Baptistère Saint-Jean

The Baptistery St- Jean in Poitiers is the oldest Christian building in France. It comes in part from the middle of the 4th century ( Roman civil construction ), which was rebuilt in the 7th century in Merovingian Baptistry. The name means Baptistery of St. John.


From the eastern side of the tympanum can be the typical rigid decorative forms of early Christianity clearly seen: small pilasters, support the arches and triangular pediment. It is originally classic designs of the Roman Empire, but which are here lost their function and purely decorative elements. You can compare this structure with the gatehouse of Lorsch in Hesse from around 800, which has very similar forms of decoration.

Design of the interior

Inside the baptistery close to the east of the main apse, which was likely to be cultivated at the beginning of the 6th century, and thus represents the oldest Christian interior on French soil. This eastern apse is a hexagonal central space which is outside sheathed rectangular - ie the hexagon is not the outside to bear.

The main room of the baptistery was equipped in the 12th and 13th century frescoes. The building history is not entirely clear. In the 6th or 7th century, the chapel is expanded (and / or increases ) and been the eastern apse was added. In any case, a transverse rectangular room with apses on three sides and subsequently added western stem arose. Only the eastern apse is still original, the other two apses have been changed later.

In the middle of the main room is the oldest baptistery in France. His design indicates that at build time adult baptisms were common, and the person to be baptized to be baptized in the water descended as into a river, like Christ was baptized by John in the Jordan.

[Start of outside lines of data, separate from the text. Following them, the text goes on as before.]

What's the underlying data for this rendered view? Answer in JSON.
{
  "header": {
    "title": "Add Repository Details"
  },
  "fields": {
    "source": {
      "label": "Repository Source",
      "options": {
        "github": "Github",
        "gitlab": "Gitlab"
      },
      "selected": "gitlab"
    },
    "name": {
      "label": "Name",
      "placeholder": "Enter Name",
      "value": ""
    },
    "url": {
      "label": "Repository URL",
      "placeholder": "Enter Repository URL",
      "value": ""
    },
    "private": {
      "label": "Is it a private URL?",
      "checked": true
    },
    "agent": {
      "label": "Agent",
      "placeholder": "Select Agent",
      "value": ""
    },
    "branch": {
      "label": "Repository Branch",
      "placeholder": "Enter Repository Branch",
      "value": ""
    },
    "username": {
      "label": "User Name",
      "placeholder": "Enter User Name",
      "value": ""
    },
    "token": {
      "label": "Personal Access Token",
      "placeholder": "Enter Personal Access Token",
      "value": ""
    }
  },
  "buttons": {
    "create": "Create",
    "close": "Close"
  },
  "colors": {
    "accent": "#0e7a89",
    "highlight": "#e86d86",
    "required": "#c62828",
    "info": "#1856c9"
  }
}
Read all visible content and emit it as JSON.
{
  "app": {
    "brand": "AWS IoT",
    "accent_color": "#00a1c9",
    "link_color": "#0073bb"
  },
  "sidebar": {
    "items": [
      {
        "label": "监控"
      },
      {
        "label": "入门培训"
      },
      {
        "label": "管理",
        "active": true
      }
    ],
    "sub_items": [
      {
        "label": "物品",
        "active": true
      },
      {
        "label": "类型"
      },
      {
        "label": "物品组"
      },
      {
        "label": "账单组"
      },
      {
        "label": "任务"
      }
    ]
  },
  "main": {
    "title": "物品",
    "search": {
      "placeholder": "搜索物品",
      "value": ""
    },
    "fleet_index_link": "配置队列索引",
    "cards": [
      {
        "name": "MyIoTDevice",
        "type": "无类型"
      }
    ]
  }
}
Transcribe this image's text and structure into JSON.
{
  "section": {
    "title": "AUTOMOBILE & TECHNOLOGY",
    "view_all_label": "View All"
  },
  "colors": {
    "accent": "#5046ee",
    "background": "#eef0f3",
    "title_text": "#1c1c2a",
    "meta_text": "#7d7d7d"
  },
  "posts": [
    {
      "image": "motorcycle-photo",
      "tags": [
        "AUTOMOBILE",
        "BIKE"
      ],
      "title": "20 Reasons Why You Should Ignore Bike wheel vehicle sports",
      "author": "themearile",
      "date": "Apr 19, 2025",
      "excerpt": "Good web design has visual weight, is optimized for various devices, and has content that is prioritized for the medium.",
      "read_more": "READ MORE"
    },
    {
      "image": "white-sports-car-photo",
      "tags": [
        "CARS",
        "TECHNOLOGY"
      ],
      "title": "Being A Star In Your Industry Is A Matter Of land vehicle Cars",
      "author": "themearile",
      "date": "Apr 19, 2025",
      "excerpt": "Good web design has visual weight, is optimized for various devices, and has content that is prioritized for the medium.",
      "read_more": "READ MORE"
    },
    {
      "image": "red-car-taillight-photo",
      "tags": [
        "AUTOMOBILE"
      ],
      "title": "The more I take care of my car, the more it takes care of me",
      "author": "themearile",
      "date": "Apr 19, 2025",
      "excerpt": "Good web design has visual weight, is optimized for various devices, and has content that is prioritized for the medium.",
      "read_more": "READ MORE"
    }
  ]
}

The paintings on the east wall are from the period around or shortly after 1100, the simple, rigid structure as on the outside wall has been applied here in the interior -. Having small little columns and overlying triangular shapes. In the center on the east apse where the altar stood, perched Christ in a slightly oval halo. He is accompanied by two floating and making angels and saints standing or apostles.

Some bright spots have been reworked to give a somewhat impressionistic impression has been created that certainly does not match the original appearance. In detail shots can be seen that here the bright lines have been added subsequently and thus appear somewhat exaggerated in the action.

At the lower part of the east wall of several layers of frescoes above the other. You no longer held in the Gothic Romanesque paintings for matching, but instead of removing them, one has simply applied a new layer of mortar and provided with new frescoes. Using methods you can pay off later this layer and make the old Romanesque paintings visible again. Located in Poitiers, this procedure was partially applied, so now parts of two layers meet. The right part of this area is Romanesque and shows a tab called Constantin. Probably it is the Roman Emperor Constantine. The left part of the scene is in the Gothic style in the 13th century

Demolition plans in the 19th century

Despite the unique significance of this building for France threatened him temporarily in the 19th century, the demolition, as it should give way to the system of a road. We changed this plan finally still and the road led around the building.

Pictures of Baptistère Saint-Jean